Hype is an important part of any video game.It’s not as easy as saying it “should” or “should not” exist. In an industry that relies on word of mouth as heavily as the video game industry – hype is the natural reaction. Yet there’s a feeling that in recent times its come to represent something of a lumbering shadow hanging over some titles. The failure to deliver isn’t entirely on the video game developers; it’s the marketing machine that surrounds them which lets these games down. No Man’s Sky could easily have existed as an indie darling – the developers had already carved out a niche as such for themselves. Yet it was Sony’s decision to elevate the game to a AAA-title, throwing appearances on Conan and putting Sean Murray in front of the international press that ultimately made the game seem bigger than it was.

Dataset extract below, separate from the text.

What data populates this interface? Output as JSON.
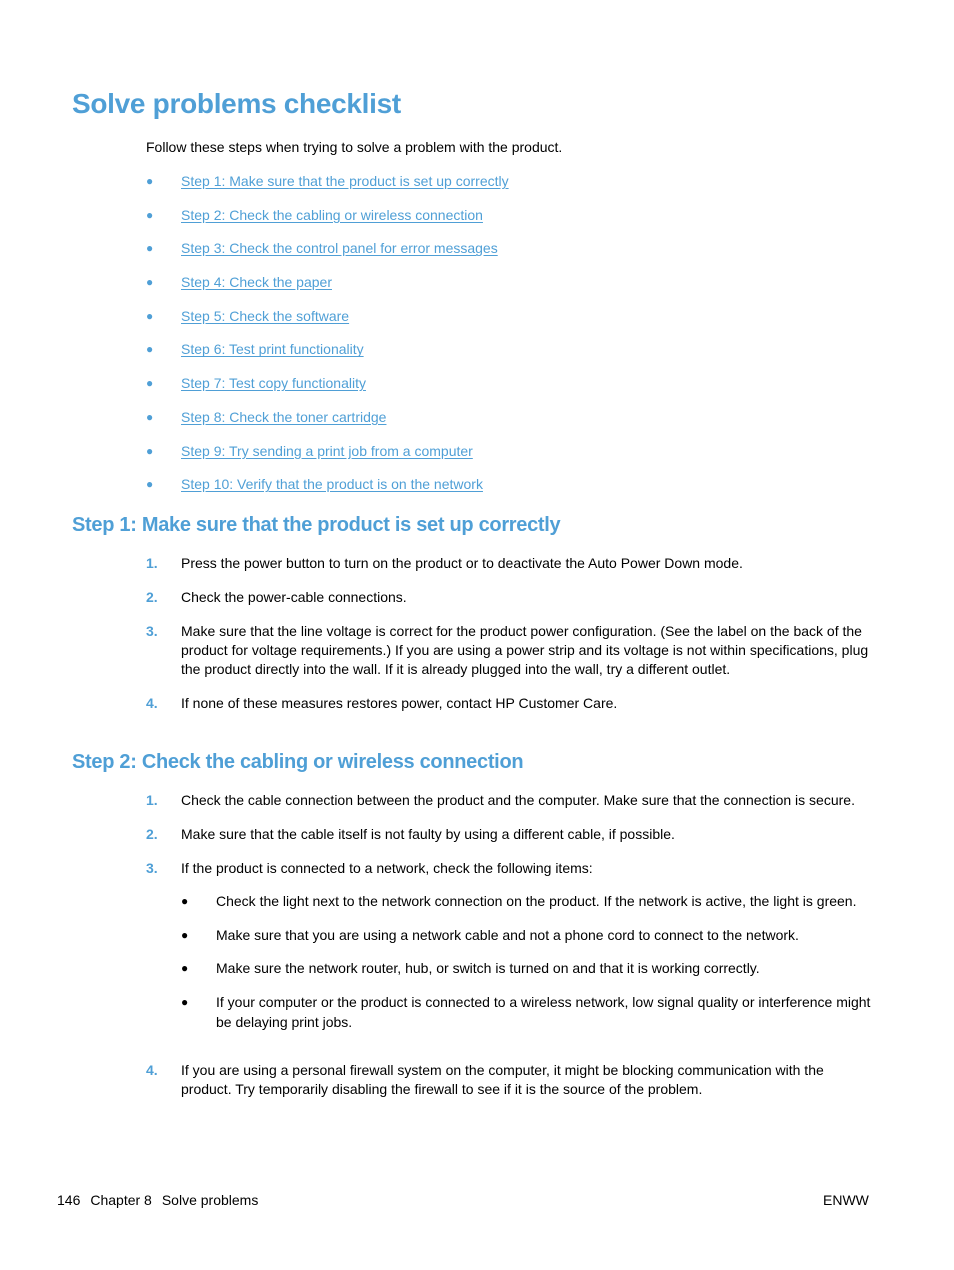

I don’t believe for any amount of time the game would have been lauded on such a scale if this hadn’t happened. Likewise if The Division had been allowed to grow its fan base organically – it wouldn’t have suffered such a public failing. Yes it’s important to get returns on video game investments as soon as possible – but when the cost is the risk of such negative feedback and such lasting scorn on a brand – is it really worth it?
All this discussion is without addressing some of the years other big bombs. The likes of Street Fighter V (Capcom) and Battleborn arrived with huge hype but crashed out the gates. Lack of communication suffocating the discussion around them and condemning these games to negative press. There have been other titles too that fell foul of marketing mismanagement. Gamers not told what awaited them when they purchased or failure to build hype adequately.
How can this be fixed then? It requires effort from all sides for change to ever truly be enacted. Publishers need to be realistic with their games; and stop trying to create AAA-hits out the gate. If a game isn’t ready for showtime, tell gamers. We live in an age where games can be improved on and patched – so why not take advantage of that? If SFV had been released to this, maybe it’s early reception wouldn’t have been harsh. It might also have saved titles such as The Division from awkward reactions when they landed.
As well as this, perhaps the gaming press at large needs to stop being drawn in by such unknown entities. Instead of writing fluff pieces and conducting endless swooning interviews with developers; perhaps it’s our role to be more critical in the build-up to a video games release. Part of the reason hype runs so rampant is that journalists attempt to cosy up; preventing proper critical discourse. If gamers aren’t being given the proper information they need, how can they make a truly informed decision.
Hopefully lessons can be learned from 2016’s biggest flops. The games that promised much, but fell to hype.